Didn’t think I’d say this again, but clearly Reaper Madness slipped my mind: your time would be much better spent watching the Family Guy episode. This segment offers nothing it doesn’t, the jokes are much worse, and they are way too similar in their first act for that to be a coincidence.

Memorable Gag:  “This is for Snowball I and JFK!” – Homer, attacking Death.

Frinkenstein:

14-2Prof. Frink brings his father, John, back from the dead, but “Frinkenstein” goes on a rampage through town as he assimilates more and more organs into his monstrous body.
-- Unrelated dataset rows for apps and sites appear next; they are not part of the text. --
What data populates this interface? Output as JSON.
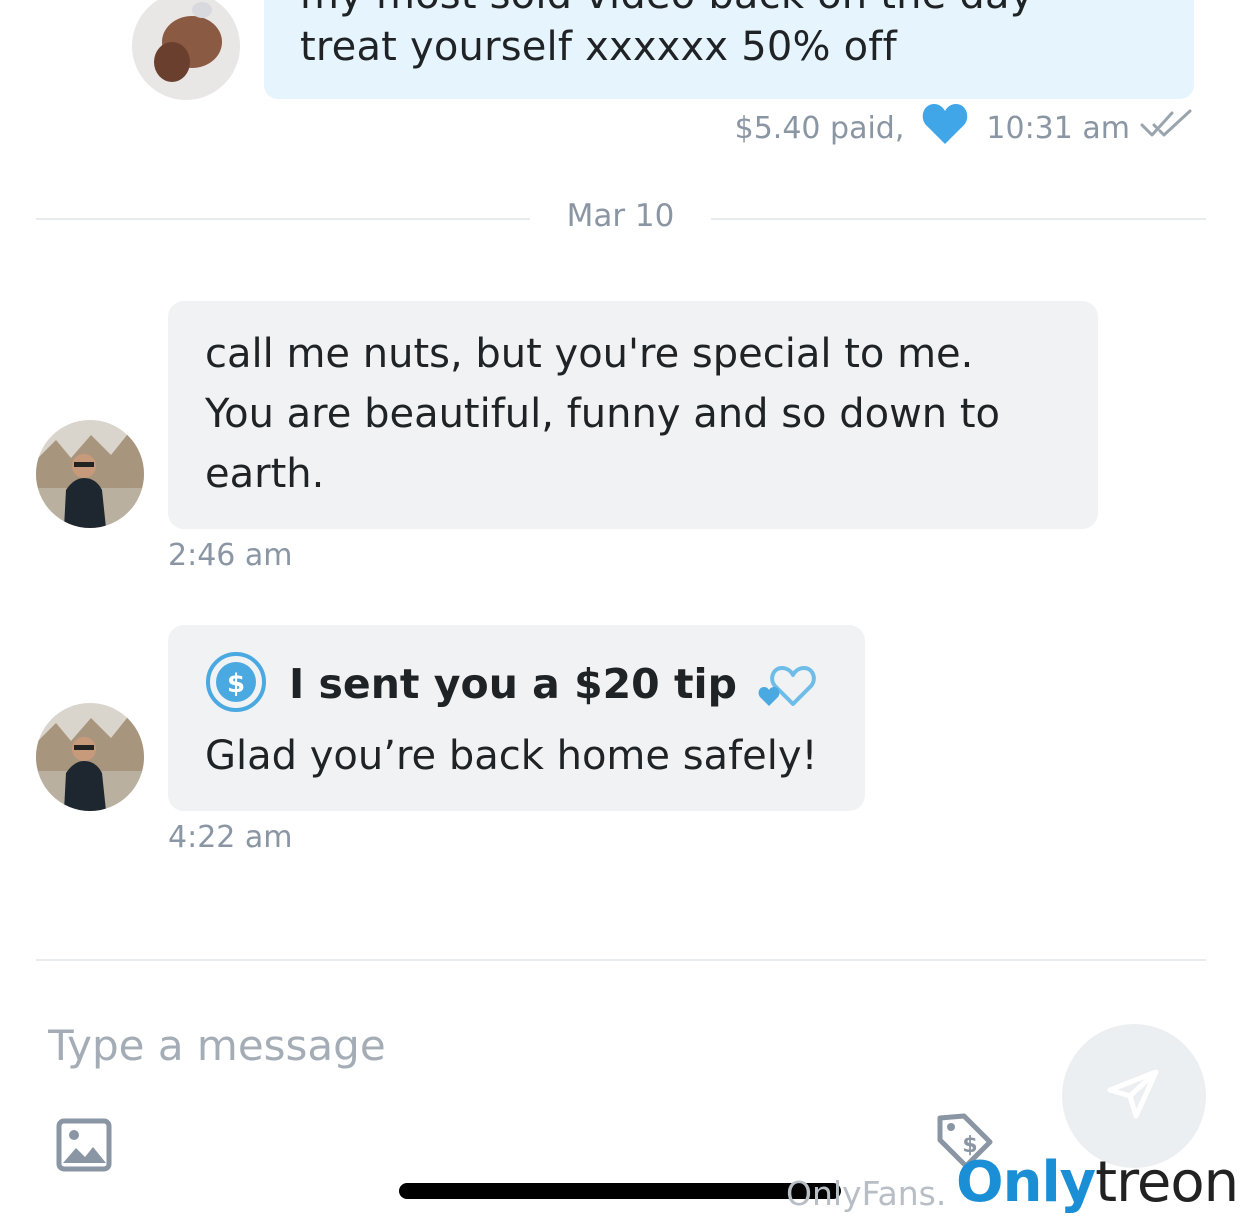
{
  "messages": {
    "outgoing": {
      "line1": "my most sold video back on the day",
      "line2": "treat yourself xxxxxx 50% off",
      "price": "$5.40 paid,",
      "time": "10:31 am"
    },
    "date_separator": "Mar 10",
    "incoming": [
      {
        "lines": [
          "call me nuts, but you're special to me.",
          "You are beautiful, funny and so down to",
          "earth."
        ],
        "time": "2:46 am"
      },
      {
        "tip_title": "I sent you a $20 tip",
        "text": "Glad you’re back home safely!",
        "time": "4:22 am"
      }
    ]
  },
  "composer": {
    "placeholder": "Type a message",
    "value": ""
  },
  "icons": {
    "heart": "heart-icon",
    "read": "double-check-icon",
    "tip": "dollar-circle-icon",
    "hearts": "two-hearts-icon",
    "media": "image-icon",
    "price": "price-tag-icon",
    "send": "send-icon"
  },
  "colors": {
    "accent": "#00aff0",
    "outgoing_bubble": "#e6f4fd",
    "incoming_bubble": "#f0f2f4",
    "muted_text": "#8a96a3"
  },
  "watermark": {
    "site": "OnlyFans.",
    "brand_a": "Only",
    "brand_b": "treon"
  }
}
Jerry Lewis as John Frink is perfect casting, but these are not two characters who can carry a story. Maybe with different characters at the forefront, a segment about a back-from-the-dead Springfield resident murdering his way through town could’ve been more captivating, but as it stands, this is another swing-and-miss.

Memorable Gag:

“Nice posture.” – John Frink
“Thank you! Mother always said a curvy spine is the Devil’s roller-coaster!” – Skinner

Stop the World, I Want to Goof Off:

14-3Bart and Milhouse order a time-stopping watch from the back of a comic book, and hey, it turns out to work. They use their temporal power to cause mischief across town, but end up getting in over their heads when the watch breaks and leaves time frozen around them.

I’d call this the best of Treehouse XIV’s offerings. The simple setup works here, and Milhouse is a really funny character to see wield such awesome power over the world. The story doesn’t drag and the ending is pretty original, even if it does taper off at the last few seconds into a bunch of random sight gags.

Memorable Gag:

“Do you know what this means?” – Bart
“We could get really far ahead on our homework! Wait until the other kids see we’re already on the Red Unit of Adventures in Reading!” – Milhouse

Overall Thoughts:

Frinkenstein  is pretty unbearable, but Stop the World is solid (for a double-digits Treehouse episode) and Reaper Madness is passable, despite how hard I was on it above. This episode isn’t required viewing, but I’d definitely revisit it before XIII.